Thursday, December 9, 2010

Design Docs

I think design docs are good for three things: giving people an overview-understanding of the game, providing detailed information for someone working on a specific aspect of the game, and making publishers feel loved and comfortable through their sheer volume. Over the years, I've come to quite resent the last of the three uses, and fight tooth and nail to not provide it. Documents are time consuming and inflexible, period, and neither the publisher nor team makes effective use of the giant document, especially when game design needs to be agile and flexible.

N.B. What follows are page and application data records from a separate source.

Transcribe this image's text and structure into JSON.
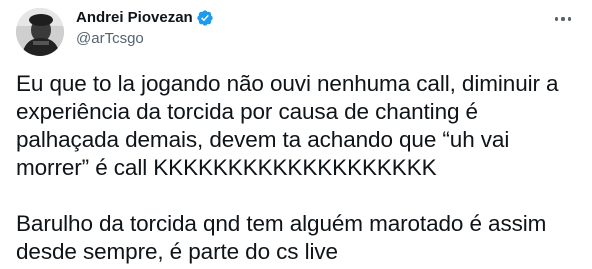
{
  "tweet": {
    "display_name": "Andrei Piovezan",
    "handle": "@arTcsgo",
    "verified_icon": "verified-badge-icon",
    "more_icon": "more-options-icon",
    "text": "Eu que to la jogando não ouvi nenhuma call, diminuir a experiência da torcida por causa de chanting é palhaçada demais, devem ta achando que “uh vai morrer” é call KKKKKKKKKKKKKKKKKKK\n\nBarulho da torcida qnd tem alguém marotado é assim desde sempre, é parte do cs live"
  },
  "colors": {
    "text_primary": "#0f1419",
    "text_secondary": "#536471",
    "verified_blue": "#1d9bf0"
  }
}
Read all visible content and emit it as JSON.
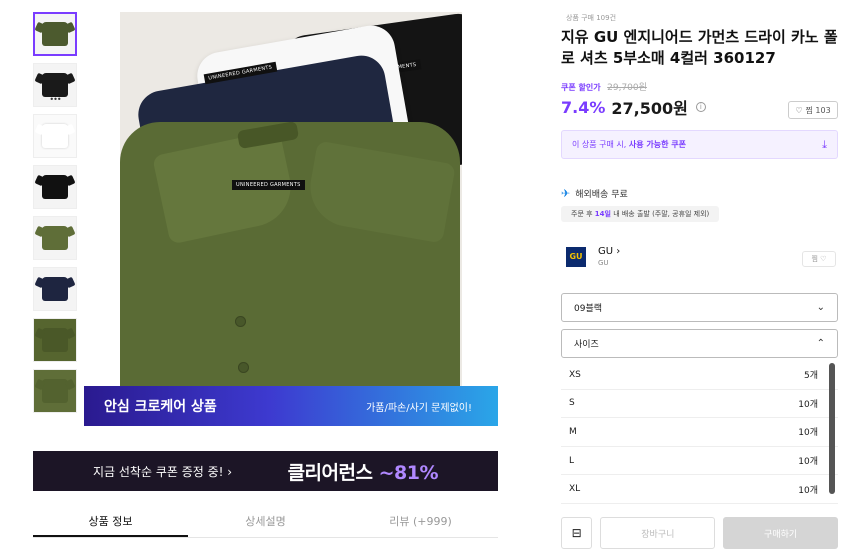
{
  "thumbnails": [
    {
      "color": "#4c5a2e",
      "active": true
    },
    {
      "color": "#1a1a1a",
      "more": "•••"
    },
    {
      "color": "#ffffff"
    },
    {
      "color": "#111111"
    },
    {
      "color": "#5f6e38"
    },
    {
      "color": "#1e2540"
    },
    {
      "color": "#56652f"
    },
    {
      "color": "#5f6e38"
    }
  ],
  "image": {
    "tag_text": "UNINEERED GARMENTS",
    "tag_text_short": "GARMENTS"
  },
  "care_banner": {
    "title": "안심 크로케어 상품",
    "subtitle": "가품/파손/사기 문제없이!"
  },
  "coupon_banner": {
    "left": "지금 선착순 쿠폰 증정 중! ›",
    "brand": "클리어런스 ",
    "pct": "~81%"
  },
  "tabs": [
    "상품 정보",
    "상세설명",
    "리뷰 (+999)"
  ],
  "product": {
    "sold": "상품 구매 109건",
    "title": "지유 GU 엔지니어드 가먼츠 드라이 카노 폴로 셔츠 5부소매 4컬러 360127",
    "discount_label": "쿠폰 할인가",
    "original_price": "29,700원",
    "discount_rate": "7.4%",
    "price": "27,500원",
    "info_icon": "ⓘ",
    "like_label": "찜 103"
  },
  "coupon_box": {
    "text_a": "이 상품 구매 시, ",
    "text_b": "사용 가능한 쿠폰",
    "icon": "download-icon"
  },
  "shipping": {
    "label": "해외배송 무료",
    "note_a": "주문 후 ",
    "note_hl": "14일",
    "note_b": " 내 배송 출발 (주말, 공휴일 제외)"
  },
  "brand": {
    "logo": "GU",
    "name": "GU ›",
    "sub": "GU",
    "like": "찜 ♡"
  },
  "options": {
    "color_selected": "09블랙",
    "size_label": "사이즈"
  },
  "sizes": [
    {
      "name": "XS",
      "stock": "5개"
    },
    {
      "name": "S",
      "stock": "10개"
    },
    {
      "name": "M",
      "stock": "10개"
    },
    {
      "name": "L",
      "stock": "10개"
    },
    {
      "name": "XL",
      "stock": "10개"
    }
  ],
  "actions": {
    "cart": "장바구니",
    "buy": "구매하기"
  },
  "colors": {
    "accent": "#7a3cff"
  }
}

My time is best spent on points one and two. I like main design documents that only provide an overview, including detail about intentions and goals and how they inform design systems, and a summary of play mechanics (I prefer in the style of a game manual). Additional design documents are only produced as needed, since detail is costly but sometimes necessary, and should only be provided to head off work that needs it.


  1. I wish you were a drummer and the world of design marched to your beat.

    My biggest problem with design documents is agility and people's tendency to raise sacred cows out of arbitrary decisions, although the wasted time thing is important too.